## Problem requirements
Your answer must be the records below, repeated exactly, with every picture left out.

## Material for the task

◇ ◇ ◇ ◇ ◇ ◇ ◇

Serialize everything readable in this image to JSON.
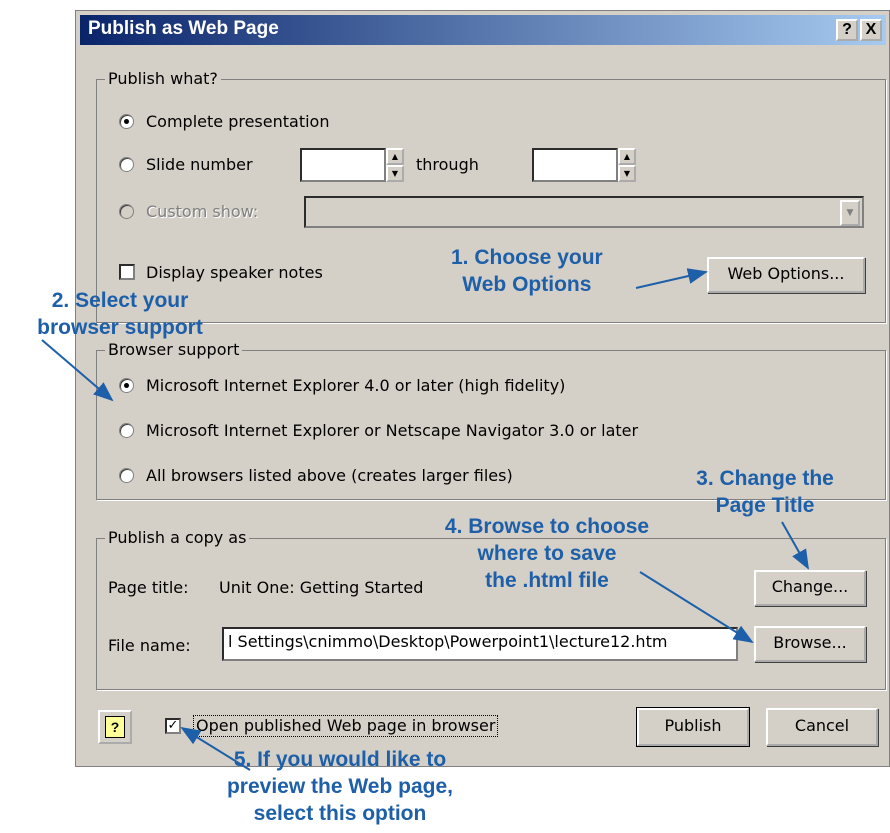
{
  "dialog": {
    "title": "Publish as Web Page",
    "help_button": "?",
    "close_button": "X"
  },
  "publish_what": {
    "legend": "Publish what?",
    "complete_presentation": "Complete presentation",
    "slide_number": "Slide number",
    "slide_from_value": "",
    "through": "through",
    "slide_to_value": "",
    "custom_show": "Custom show:",
    "custom_show_value": "",
    "display_speaker_notes": "Display speaker notes",
    "web_options_button": "Web Options..."
  },
  "browser_support": {
    "legend": "Browser support",
    "option_ie4": "Microsoft Internet Explorer 4.0 or later (high fidelity)",
    "option_ie_netscape": "Microsoft Internet Explorer or Netscape Navigator 3.0 or later",
    "option_all": "All browsers listed above (creates larger files)",
    "selected": "option_ie4"
  },
  "publish_copy": {
    "legend": "Publish a copy as",
    "page_title_label": "Page title:",
    "page_title_value": "Unit One: Getting Started",
    "change_button": "Change...",
    "file_name_label": "File name:",
    "file_name_value": "l Settings\\cnimmo\\Desktop\\Powerpoint1\\lecture12.htm",
    "browse_button": "Browse..."
  },
  "footer": {
    "open_in_browser": "Open published Web page in browser",
    "open_in_browser_checked": true,
    "publish_button": "Publish",
    "cancel_button": "Cancel"
  },
  "annotations": {
    "step1": [
      "1. Choose your",
      "Web Options"
    ],
    "step2": [
      "2. Select your",
      "browser support"
    ],
    "step3": [
      "3. Change the",
      "Page Title"
    ],
    "step4": [
      "4. Browse to choose",
      "where to save",
      "the .html file"
    ],
    "step5": [
      "5. If you would like to",
      "preview the Web page,",
      "select this option"
    ],
    "color": "#1d5fa8"
  }
}
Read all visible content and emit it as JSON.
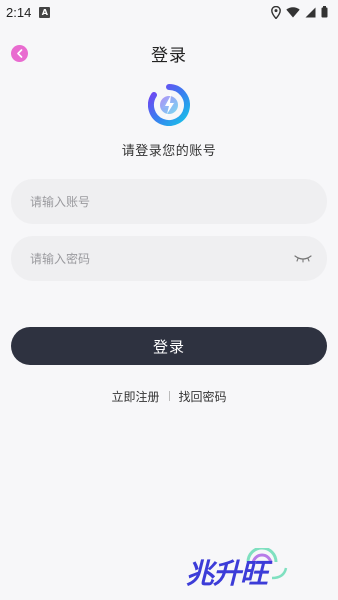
{
  "status_bar": {
    "time": "2:14",
    "notification_icon": "A"
  },
  "header": {
    "title": "登录",
    "back_icon": "chevron-left-icon"
  },
  "branding": {
    "subtitle": "请登录您的账号"
  },
  "form": {
    "account_placeholder": "请输入账号",
    "password_placeholder": "请输入密码",
    "submit_label": "登录"
  },
  "links": {
    "register": "立即注册",
    "recover": "找回密码"
  },
  "watermark": {
    "text": "兆升旺"
  },
  "colors": {
    "back_button": "#e96bd0",
    "primary_button": "#2e3240",
    "input_bg": "#efeff1",
    "page_bg": "#f7f7f9"
  }
}
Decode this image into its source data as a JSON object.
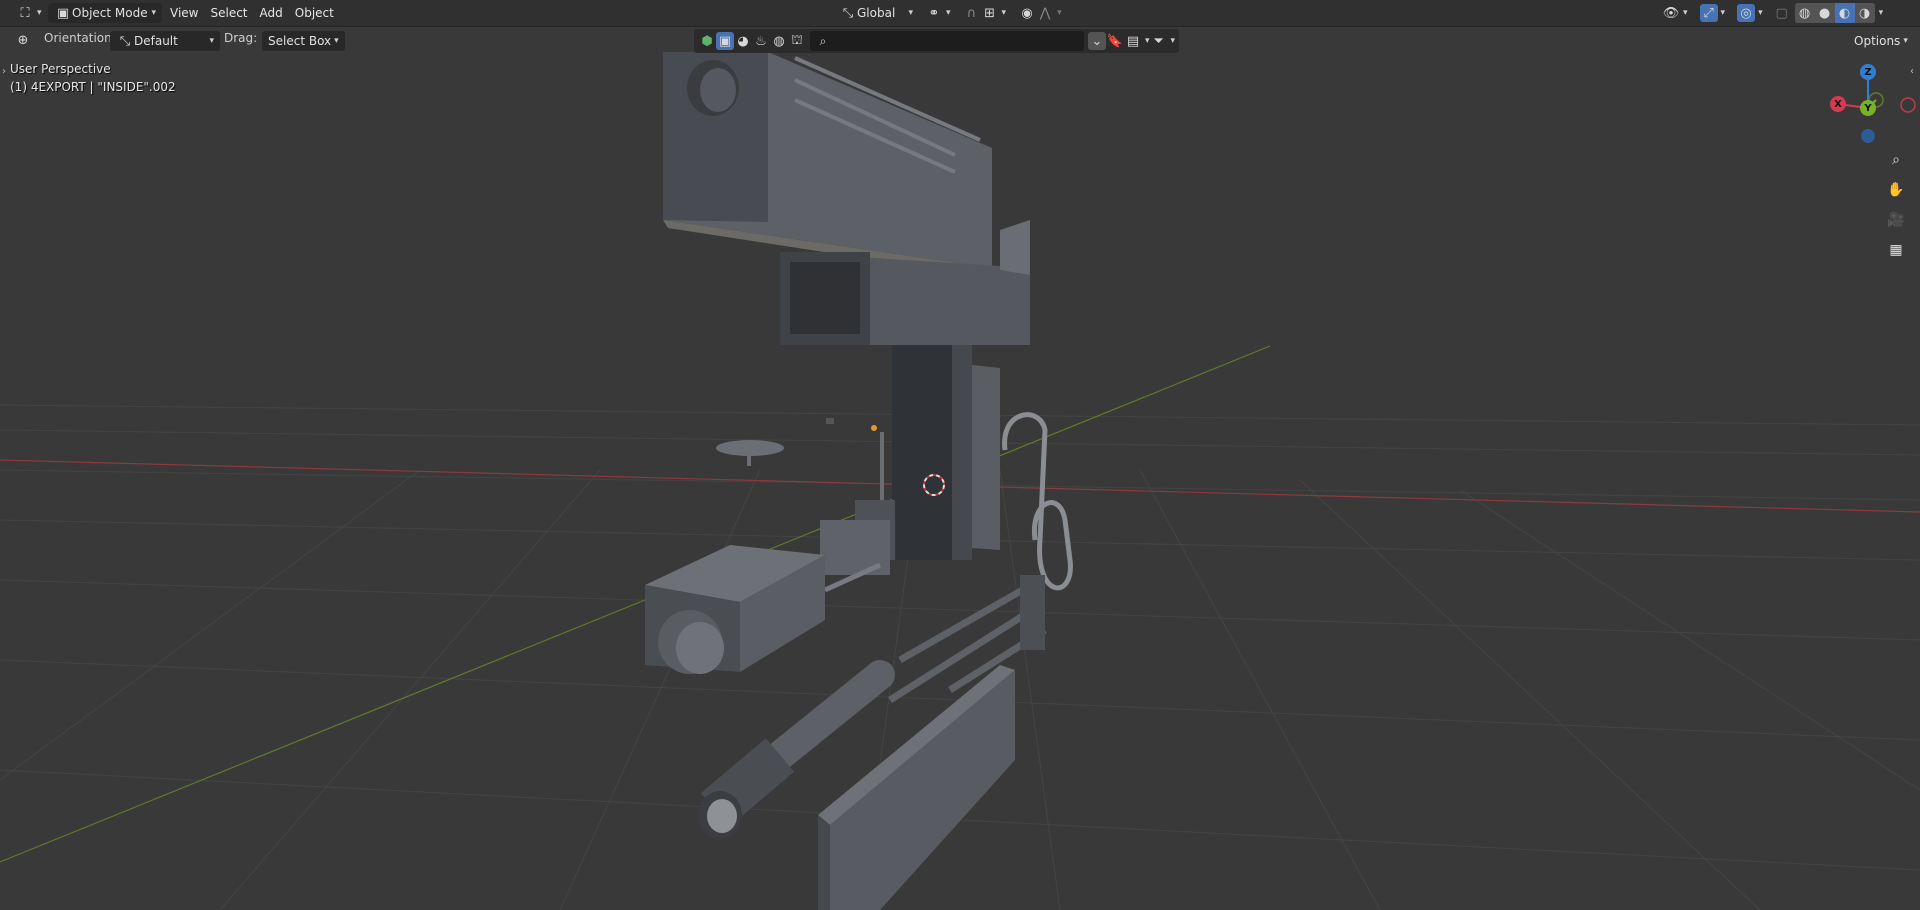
{
  "header": {
    "editor_type_icon": "3d-viewport-icon",
    "mode": {
      "icon": "object-mode-icon",
      "label": "Object Mode"
    },
    "menus": [
      "View",
      "Select",
      "Add",
      "Object"
    ],
    "transform_orientation": {
      "icon": "global-axes-icon",
      "label": "Global"
    },
    "pivot_icon": "pivot-link-icon",
    "snap_icons": [
      "snap-magnet-icon",
      "snap-increment-icon"
    ],
    "proportional_icons": [
      "proportional-edit-icon",
      "falloff-curve-icon"
    ],
    "right_icons": [
      "visibility-eye-icon",
      "gizmo-toggle-icon",
      "overlay-toggle-icon",
      "xray-toggle-icon"
    ],
    "shading_modes": [
      "wireframe-shading-icon",
      "solid-shading-icon",
      "material-shading-icon",
      "rendered-shading-icon"
    ],
    "active_shading": 2
  },
  "toolbar": {
    "tool_icon": "transform-tool-icon",
    "orientation_label": "Orientation:",
    "orientation_value": "Default",
    "drag_label": "Drag:",
    "drag_value": "Select Box",
    "options_label": "Options"
  },
  "outliner_filter": {
    "icons": [
      "scene-collection-icon",
      "object-filter-icon",
      "sphere-icon",
      "lights-icon",
      "world-icon",
      "camera-filter-icon"
    ],
    "search_value": "",
    "search_placeholder": "",
    "right_icons": [
      "collapse-icon",
      "bookmark-icon",
      "display-mode-icon",
      "filter-icon"
    ]
  },
  "viewport": {
    "perspective_label": "User Perspective",
    "object_label": "(1) 4EXPORT | \"INSIDE\".002"
  },
  "gizmo": {
    "axes": [
      {
        "label": "Z",
        "color": "#2f7fd6"
      },
      {
        "label": "X",
        "color": "#d63a4f"
      },
      {
        "label": "Y",
        "color": "#7ab12b"
      }
    ],
    "nav_icons": [
      "zoom-icon",
      "pan-hand-icon",
      "camera-view-icon",
      "ortho-grid-icon"
    ]
  },
  "colors": {
    "header_bg": "#303030",
    "viewport_bg": "#393939",
    "grid_line": "#424242",
    "x_axis_line": "#8c3a3f",
    "y_axis_line": "#5f7a2a",
    "accent": "#4772b3"
  }
}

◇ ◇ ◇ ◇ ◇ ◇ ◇

## Answer section
Serialize everything readable in this image to JSON.
{
  "dialog": {
    "title": "Publish as Web Page",
    "help_button": "?",
    "close_button": "X"
  },
  "publish_what": {
    "legend": "Publish what?",
    "complete_presentation": "Complete presentation",
    "slide_number": "Slide number",
    "slide_from_value": "",
    "through": "through",
    "slide_to_value": "",
    "custom_show": "Custom show:",
    "custom_show_value": "",
    "display_speaker_notes": "Display speaker notes",
    "web_options_button": "Web Options..."
  },
  "browser_support": {
    "legend": "Browser support",
    "option_ie4": "Microsoft Internet Explorer 4.0 or later (high fidelity)",
    "option_ie_netscape": "Microsoft Internet Explorer or Netscape Navigator 3.0 or later",
    "option_all": "All browsers listed above (creates larger files)",
    "selected": "option_ie4"
  },
  "publish_copy": {
    "legend": "Publish a copy as",
    "page_title_label": "Page title:",
    "page_title_value": "Unit One: Getting Started",
    "change_button": "Change...",
    "file_name_label": "File name:",
    "file_name_value": "l Settings\\cnimmo\\Desktop\\Powerpoint1\\lecture12.htm",
    "browse_button": "Browse..."
  },
  "footer": {
    "open_in_browser": "Open published Web page in browser",
    "open_in_browser_checked": true,
    "publish_button": "Publish",
    "cancel_button": "Cancel"
  },
  "annotations": {
    "step1": [
      "1. Choose your",
      "Web Options"
    ],
    "step2": [
      "2. Select your",
      "browser support"
    ],
    "step3": [
      "3. Change the",
      "Page Title"
    ],
    "step4": [
      "4. Browse to choose",
      "where to save",
      "the .html file"
    ],
    "step5": [
      "5. If you would like to",
      "preview the Web page,",
      "select this option"
    ],
    "color": "#1d5fa8"
  }
}
Read all visible content and emit it as JSON.
{
  "status_bar": {
    "time": "2:14",
    "notification_icon": "A"
  },
  "header": {
    "title": "登录",
    "back_icon": "chevron-left-icon"
  },
  "branding": {
    "subtitle": "请登录您的账号"
  },
  "form": {
    "account_placeholder": "请输入账号",
    "password_placeholder": "请输入密码",
    "submit_label": "登录"
  },
  "links": {
    "register": "立即注册",
    "recover": "找回密码"
  },
  "watermark": {
    "text": "兆升旺"
  },
  "colors": {
    "back_button": "#e96bd0",
    "primary_button": "#2e3240",
    "input_bg": "#efeff1",
    "page_bg": "#f7f7f9"
  }
}
Decode this image into its source data as a JSON object.
{
  "header": {
    "editor_type_icon": "3d-viewport-icon",
    "mode": {
      "icon": "object-mode-icon",
      "label": "Object Mode"
    },
    "menus": [
      "View",
      "Select",
      "Add",
      "Object"
    ],
    "transform_orientation": {
      "icon": "global-axes-icon",
      "label": "Global"
    },
    "pivot_icon": "pivot-link-icon",
    "snap_icons": [
      "snap-magnet-icon",
      "snap-increment-icon"
    ],
    "proportional_icons": [
      "proportional-edit-icon",
      "falloff-curve-icon"
    ],
    "right_icons": [
      "visibility-eye-icon",
      "gizmo-toggle-icon",
      "overlay-toggle-icon",
      "xray-toggle-icon"
    ],
    "shading_modes": [
      "wireframe-shading-icon",
      "solid-shading-icon",
      "material-shading-icon",
      "rendered-shading-icon"
    ],
    "active_shading": 2
  },
  "toolbar": {
    "tool_icon": "transform-tool-icon",
    "orientation_label": "Orientation:",
    "orientation_value": "Default",
    "drag_label": "Drag:",
    "drag_value": "Select Box",
    "options_label": "Options"
  },
  "outliner_filter": {
    "icons": [
      "scene-collection-icon",
      "object-filter-icon",
      "sphere-icon",
      "lights-icon",
      "world-icon",
      "camera-filter-icon"
    ],
    "search_value": "",
    "search_placeholder": "",
    "right_icons": [
      "collapse-icon",
      "bookmark-icon",
      "display-mode-icon",
      "filter-icon"
    ]
  },
  "viewport": {
    "perspective_label": "User Perspective",
    "object_label": "(1) 4EXPORT | \"INSIDE\".002"
  },
  "gizmo": {
    "axes": [
      {
        "label": "Z",
        "color": "#2f7fd6"
      },
      {
        "label": "X",
        "color": "#d63a4f"
      },
      {
        "label": "Y",
        "color": "#7ab12b"
      }
    ],
    "nav_icons": [
      "zoom-icon",
      "pan-hand-icon",
      "camera-view-icon",
      "ortho-grid-icon"
    ]
  },
  "colors": {
    "header_bg": "#303030",
    "viewport_bg": "#393939",
    "grid_line": "#424242",
    "x_axis_line": "#8c3a3f",
    "y_axis_line": "#5f7a2a",
    "accent": "#4772b3"
  }
}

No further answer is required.